Connections: Block Island Forever

I haven’t been to Block Island in a relatively long time, but I think it is fair to still call it idyllic

Forty-eight curious people went to Block Island on Monday to learn about Deep­water Wind’s turbine installation there. Hearing about this expedition, and learning that the group also had gotten to tour the island and stand on the bluffs high above the site where the electricity comes ashore in a cable, I was, I admit, rather jealous. And it made me wax nostalgic.

I haven’t been to Block Island in a relatively long time, but I think it is fair to still call it idyllic. In the days when we did a lot of sailing, we anchored in its safe harbor in good weather and bad (and once, after a prediction of possible hurricane-force winds, deciding not to risk continuing home after a cruise).

“Adiamo! Adiamo,” a young man would call in high musical tones from a small boat as he circled the moorings with fresh baked goods of a morning. We would buy some, assuming that he chose a term meaning “let’s go” because of its phonetic possibilities. Nothing half so charming took place, or ever would, we thought, in Montauk or Three Mile Harbor. 

On shore, Block Island’s undeveloped meadows and hills were lovely to behold; I imagine that is still true. But while I had often arrived there by sail, my most memorable visit was made by plane.

Among the first luminaries I met here on the South Fork as a young married woman, many moons ago, was the then-legendary writer A.J. Liebling, and his wife, the novelist Jean Stafford.

That I was excited about meeting them should go without saying. Joe had been a World War II correspondent and in a long, eclectic career at The New Yorker magazine had written about boxing, Paris, food, New York City’s low life, Gov. Earl Long of Louisiana, and the press. 

In 2004, in a New York Times book review, by which time Liebling’s prolific work was largely out of print, Charles McGrath, writing about an anthology called “Just Enough Liebling,” which had just been published, called him “an almost 19th-century figure, a Dickensian character, with his bowler and too-tight suits and wire-rimmed spectacles squeezed onto a pudgy, pink-cheeked face, who was also blessed with Dickens’s prodigious energy.”

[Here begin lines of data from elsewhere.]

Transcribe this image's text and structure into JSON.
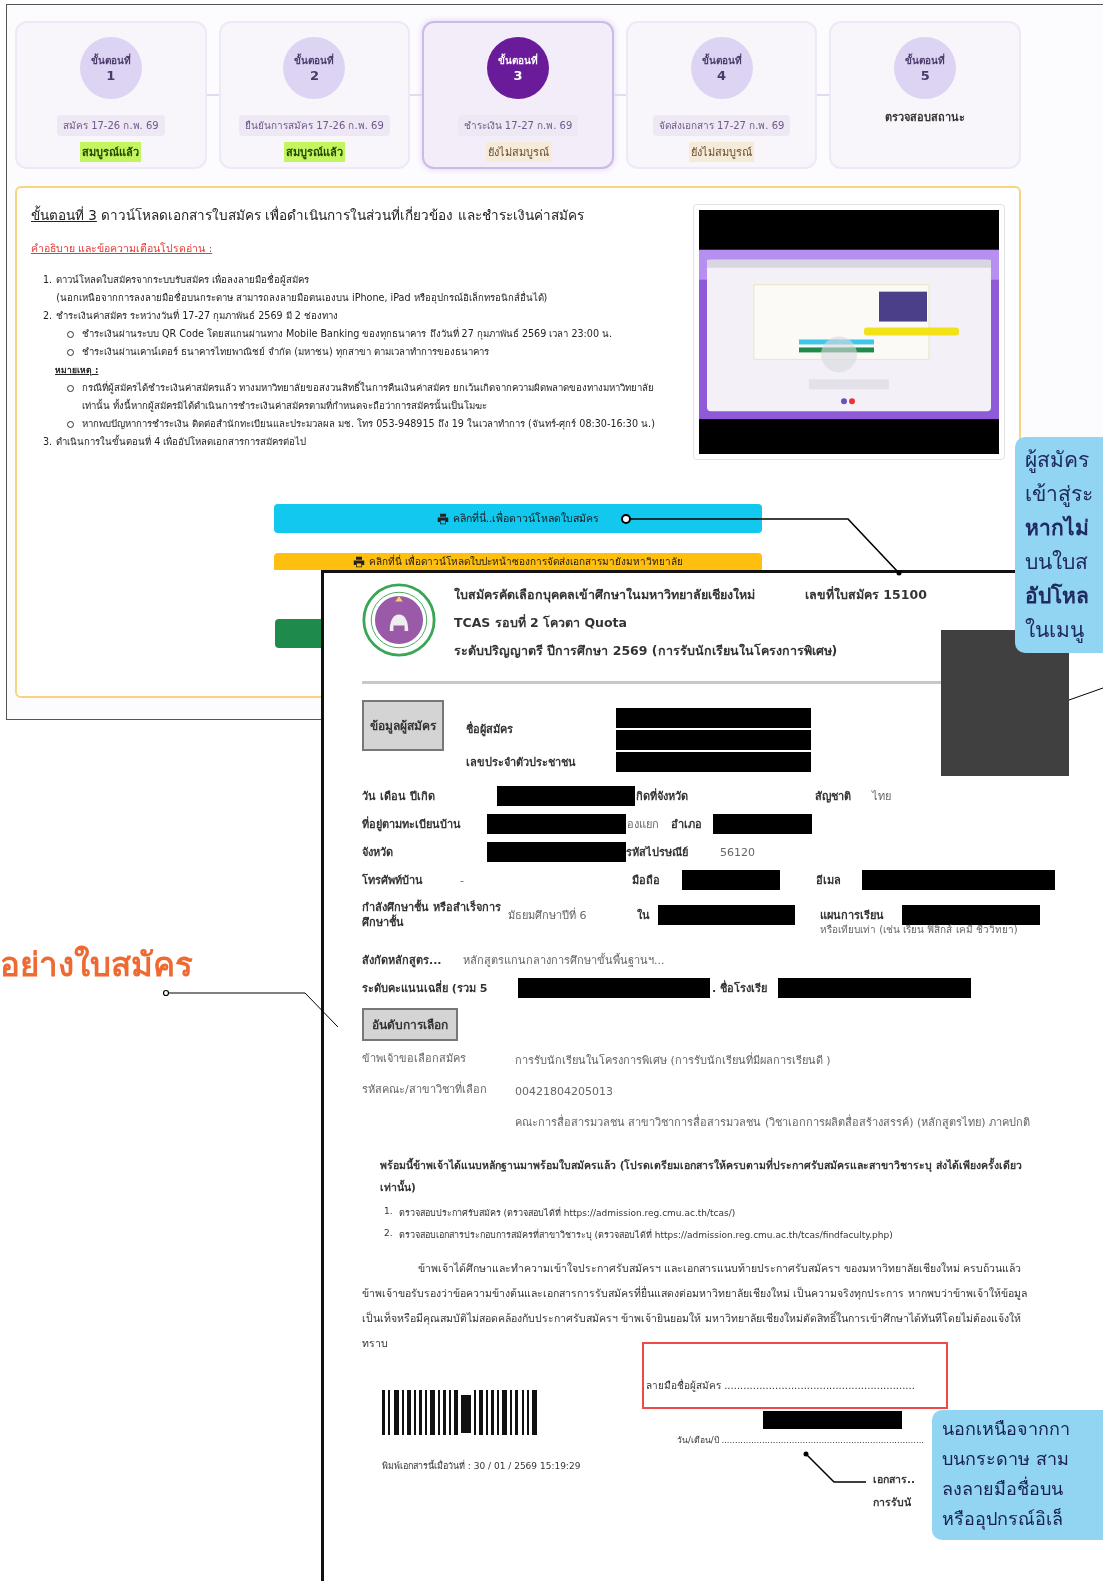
{
  "steps": [
    {
      "label": "ขั้นตอนที่",
      "number": "1",
      "date": "สมัคร 17-26 ก.พ. 69",
      "status": "สมบูรณ์แล้ว",
      "complete": true,
      "selected": false
    },
    {
      "label": "ขั้นตอนที่",
      "number": "2",
      "date": "ยืนยันการสมัคร 17-26 ก.พ. 69",
      "status": "สมบูรณ์แล้ว",
      "complete": true,
      "selected": false
    },
    {
      "label": "ขั้นตอนที่",
      "number": "3",
      "date": "ชำระเงิน 17-27 ก.พ. 69",
      "status": "ยังไม่สมบูรณ์",
      "complete": false,
      "selected": true
    },
    {
      "label": "ขั้นตอนที่",
      "number": "4",
      "date": "จัดส่งเอกสาร 17-27 ก.พ. 69",
      "status": "ยังไม่สมบูรณ์",
      "complete": false,
      "selected": false
    },
    {
      "label": "ขั้นตอนที่",
      "number": "5",
      "status": "ตรวจสอบสถานะ",
      "selected": false
    }
  ],
  "panel": {
    "title_link": "ขั้นตอนที่ 3",
    "title": "ดาวน์โหลดเอกสารใบสมัคร เพื่อดำเนินการในส่วนที่เกี่ยวข้อง และชำระเงินค่าสมัคร",
    "warning": "คำอธิบาย และข้อความเตือนโปรดอ่าน :",
    "instructions": [
      {
        "marker": "1.",
        "text": "ดาวน์โหลดใบสมัครจากระบบรับสมัคร เพื่อลงลายมือชื่อผู้สมัคร",
        "subtext": "(นอกเหนือจากการลงลายมือชื่อบนกระดาษ สามารถลงลายมือตนเองบน iPhone, iPad หรืออุปกรณ์อิเล็กทรอนิกส์อื่นได้)"
      },
      {
        "marker": "2.",
        "text": "ชำระเงินค่าสมัคร ระหว่างวันที่ 17-27 กุมภาพันธ์ 2569 มี 2 ช่องทาง",
        "children": [
          {
            "text": "ชำระเงินผ่านระบบ QR Code โดยสแกนผ่านทาง Mobile Banking ของทุกธนาคาร ถึงวันที่ 27 กุมภาพันธ์ 2569 เวลา 23:00 น."
          },
          {
            "text": "ชำระเงินผ่านเคาน์เตอร์ ธนาคารไทยพาณิชย์ จำกัด (มหาชน) ทุกสาขา ตามเวลาทำการของธนาคาร"
          }
        ],
        "note": {
          "heading": "หมายเหตุ :",
          "children": [
            {
              "text": "กรณีที่ผู้สมัครได้ชำระเงินค่าสมัครแล้ว ทางมหาวิทยาลัยขอสงวนสิทธิ์ในการคืนเงินค่าสมัคร ยกเว้นเกิดจากความผิดพลาดของทางมหาวิทยาลัยเท่านั้น ทั้งนี้หากผู้สมัครมิได้ดำเนินการชำระเงินค่าสมัครตามที่กำหนดจะถือว่าการสมัครนั้นเป็นโมฆะ"
            },
            {
              "text": "หากพบปัญหาการชำระเงิน ติดต่อสำนักทะเบียนและประมวลผล มช. โทร 053-948915 ถึง 19 ในเวลาทำการ (จันทร์-ศุกร์ 08:30-16:30 น.)"
            }
          ]
        }
      },
      {
        "marker": "3.",
        "text": "ดำเนินการในขั้นตอนที่ 4 เพื่ออัปโหลดเอกสารการสมัครต่อไป"
      }
    ],
    "buttons": [
      {
        "color": "#12c8ef",
        "label": "คลิกที่นี่..เพื่อดาวน์โหลดใบสมัคร"
      },
      {
        "color": "#ffbf0f",
        "label": "คลิกที่นี่ เพื่อดาวน์โหลดใบปะหน้าซองการจัดส่งเอกสารมายังมหาวิทยาลัย"
      },
      {
        "color": "#1e8b4d"
      }
    ]
  },
  "document": {
    "title": "ใบสมัครคัดเลือกบุคคลเข้าศึกษาในมหาวิทยาลัยเชียงใหม่",
    "application_no": "เลขที่ใบสมัคร 15100",
    "subtitle": "TCAS รอบที่ 2 โควตา Quota",
    "level": "ระดับปริญญาตรี ปีการศึกษา 2569 (การรับนักเรียนในโครงการพิเศษ)",
    "applicant_section": "ข้อมูลผู้สมัคร",
    "name_label": "ชื่อผู้สมัคร",
    "id_label": "เลขประจำตัวประชาชน",
    "rows": [
      [
        {
          "kind": "label",
          "text": "วัน เดือน ปีเกิด"
        },
        {
          "kind": "redacted"
        },
        {
          "kind": "label",
          "text": "กิดที่จังหวัด"
        },
        "",
        {
          "kind": "label",
          "text": "สัญชาติ"
        },
        {
          "kind": "value",
          "text": "ไทย"
        }
      ],
      [
        {
          "kind": "label",
          "text": "ที่อยู่ตามทะเบียนบ้าน"
        },
        {
          "kind": "redacted"
        },
        {
          "kind": "value",
          "text": "องแยก"
        },
        {
          "kind": "label",
          "text": "อำเภอ"
        },
        {
          "kind": "redacted"
        }
      ],
      [
        {
          "kind": "label",
          "text": "จังหวัด"
        },
        {
          "kind": "redacted"
        },
        {
          "kind": "label",
          "text": "รหัสไปรษณีย์"
        },
        {
          "kind": "value",
          "text": "56120"
        }
      ],
      [
        {
          "kind": "label",
          "text": "โทรศัพท์บ้าน"
        },
        {
          "kind": "value",
          "text": "-"
        },
        {
          "kind": "label",
          "text": "มือถือ"
        },
        {
          "kind": "redacted"
        },
        {
          "kind": "label",
          "text": "อีเมล"
        },
        {
          "kind": "redacted"
        }
      ],
      [
        {
          "kind": "label",
          "text": "กำลังศึกษาชั้น หรือสำเร็จการศึกษาชั้น"
        },
        {
          "kind": "value",
          "text": "มัธยมศึกษาปีที่ 6"
        },
        {
          "kind": "label",
          "text": "ใน"
        },
        {
          "kind": "redacted"
        },
        {
          "kind": "label",
          "text": "แผนการเรียน"
        },
        {
          "kind": "redacted"
        }
      ],
      [
        {
          "kind": "label",
          "text": "สังกัดหลักสูตร..."
        },
        {
          "kind": "value",
          "text": "หลักสูตรแกนกลางการศึกษาขั้นพื้นฐานฯ..."
        }
      ],
      [
        {
          "kind": "label",
          "text": "ระดับคะแนนเฉลี่ย (รวม 5"
        },
        {
          "kind": "redacted"
        },
        {
          "kind": "label",
          "text": ". ชื่อโรงเรีย"
        },
        {
          "kind": "redacted"
        }
      ]
    ],
    "plan_note": "หรือเทียบเท่า (เช่น เรียน ฟิสิกส์ เคมี ชีววิทยา)",
    "choice_section": "อันดับการเลือก",
    "choices": [
      {
        "label": "ข้าพเจ้าขอเลือกสมัคร",
        "value": "การรับนักเรียนในโครงการพิเศษ (การรับนักเรียนที่มีผลการเรียนดี )"
      },
      {
        "label": "รหัสคณะ/สาขาวิชาที่เลือก",
        "value": "00421804205013"
      },
      {
        "value": "คณะการสื่อสารมวลชน สาขาวิชาการสื่อสารมวลชน (วิชาเอกการผลิตสื่อสร้างสรรค์) (หลักสูตรไทย) ภาคปกติ"
      }
    ],
    "attach_note": "พร้อมนี้ข้าพเจ้าได้แนบหลักฐานมาพร้อมใบสมัครแล้ว (โปรดเตรียมเอกสารให้ครบตามที่ประกาศรับสมัครและสาขาวิชาระบุ ส่งได้เพียงครั้งเดียวเท่านั้น)",
    "checks": [
      {
        "marker": "1.",
        "text": "ตรวจสอบประกาศรับสมัคร (ตรวจสอบได้ที่ https://admission.reg.cmu.ac.th/tcas/)"
      },
      {
        "marker": "2.",
        "text": "ตรวจสอบเอกสารประกอบการสมัครที่สาขาวิชาระบุ (ตรวจสอบได้ที่ https://admission.reg.cmu.ac.th/tcas/findfaculty.php)"
      }
    ],
    "declaration": "ข้าพเจ้าได้ศึกษาและทำความเข้าใจประกาศรับสมัครฯ และเอกสารแนบท้ายประกาศรับสมัครฯ ของมหาวิทยาลัยเชียงใหม่ ครบถ้วนแล้ว ข้าพเจ้าขอรับรองว่าข้อความข้างต้นและเอกสารการรับสมัครที่ยื่นแสดงต่อมหาวิทยาลัยเชียงใหม่ เป็นความจริงทุกประการ หากพบว่าข้าพเจ้าให้ข้อมูลเป็นเท็จหรือมีคุณสมบัติไม่สอดคล้องกับประกาศรับสมัครฯ ข้าพเจ้ายินยอมให้ มหาวิทยาลัยเชียงใหม่ตัดสิทธิ์ในการเข้าศึกษาได้ทันทีโดยไม่ต้องแจ้งให้ทราบ",
    "signature_label": "ลายมือชื่อผู้สมัคร ............................................................",
    "date_label": "วัน/เดือน/ปี ...........................................................................",
    "printed_at": "พิมพ์เอกสารนี้เมื่อวันที่ : 30 / 01 / 2569 15:19:29",
    "footer_lines": [
      "เอกสาร..",
      "การรับนั"
    ]
  },
  "callouts": [
    {
      "lines": [
        {
          "text": "ผู้สมัคร",
          "bold": false
        },
        {
          "text": "เข้าสู่ระ",
          "bold": false
        },
        {
          "text": "หากไม่",
          "bold": true
        },
        {
          "text": "บนใบส",
          "bold": false
        },
        {
          "text": "อัปโหล",
          "bold": true
        },
        {
          "text": "ในเมนู",
          "bold": false
        }
      ]
    },
    {
      "lines": [
        {
          "text": "นอกเหนือจากกา",
          "bold": false
        },
        {
          "text": "บนกระดาษ สาม",
          "bold": false
        },
        {
          "text": "ลงลายมือชื่อบน",
          "bold": false
        },
        {
          "text": "หรืออุปกรณ์อิเล็",
          "bold": false
        }
      ]
    }
  ],
  "side_label": "อย่างใบสมัคร"
}
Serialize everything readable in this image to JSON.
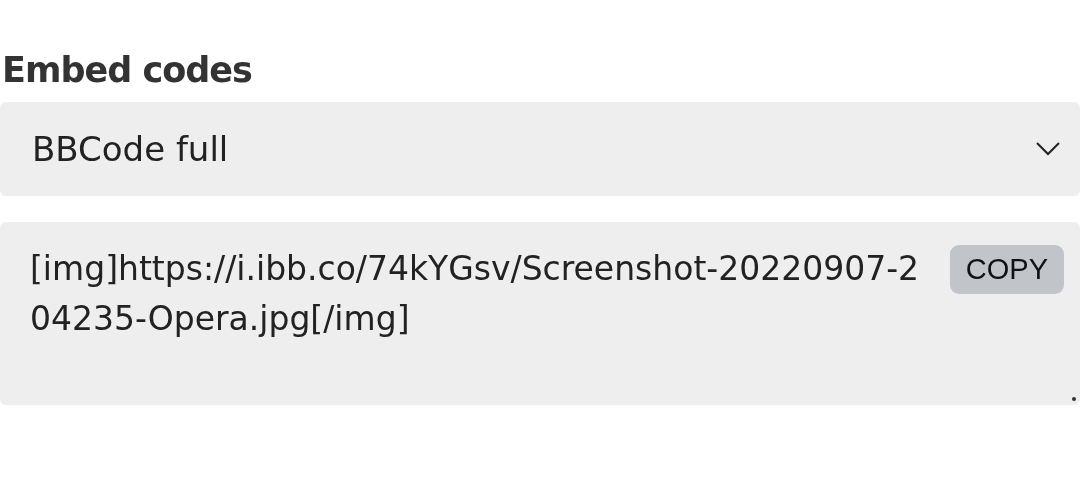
{
  "heading": "Embed codes",
  "select": {
    "value": "BBCode full"
  },
  "code_box": {
    "value": "[img]https://i.ibb.co/74kYGsv/Screenshot-20220907-204235-Opera.jpg[/img]",
    "copy_button": "COPY"
  }
}
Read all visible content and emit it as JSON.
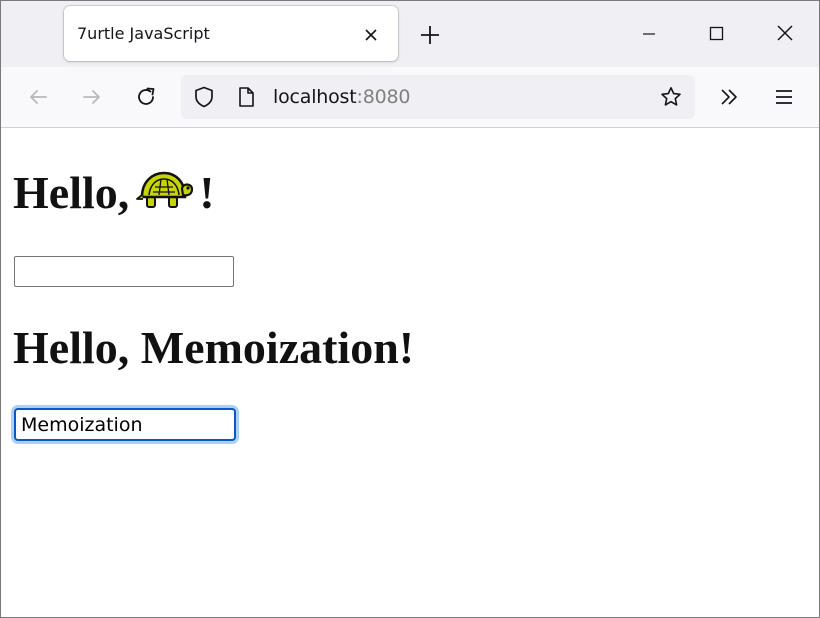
{
  "window": {
    "tab": {
      "title": "7urtle JavaScript"
    },
    "controls": [
      "minimize-icon",
      "maximize-icon",
      "close-icon"
    ]
  },
  "navbar": {
    "url_host": "localhost",
    "url_port": ":8080"
  },
  "page": {
    "heading1": {
      "prefix": "Hello,",
      "suffix": "!",
      "emoji": "turtle"
    },
    "input1": {
      "value": ""
    },
    "heading2": {
      "text": "Hello, Memoization!"
    },
    "input2": {
      "value": "Memoization"
    }
  },
  "colors": {
    "focus_border": "#0a57c8",
    "focus_ring": "#aad1f5",
    "tabstrip": "#f0f0f4"
  }
}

Where Block Island comes in is that Joe had befriended a couple while reporting on the 1961 milk strike in New York City, and, learning that they were vacationing on Block Island, decided to pay them a visit. Jean didn’t cotton to the idea of flying on a small chartered plane, or so she said, and Ev and I took her place. 

Drinking and reminiscing as a pleasant afternoon wore on, Joe paid no attention to the fact that the weather was closing in; we would not be able to fly back home till the next day. We were forced to spend a night on the island, and I think he joined us in being delighted. He certainly was not one to shy away from happenstance and the unexpected. 

We found rooms in one of the island’s old hotels, where the water was not drinkable. I’ll never forget the image of Joe toddling up three flights of stairs with a box of salt-water taffy under one arm as a souvenir for Jean and a bottle of Teachers scotch under the other for us (although I wouldn’t swear to the latter in a court of law). Suffice it to say that the memory is indelible, that I still prefer Teachers, and I hope to see Block Island again soon.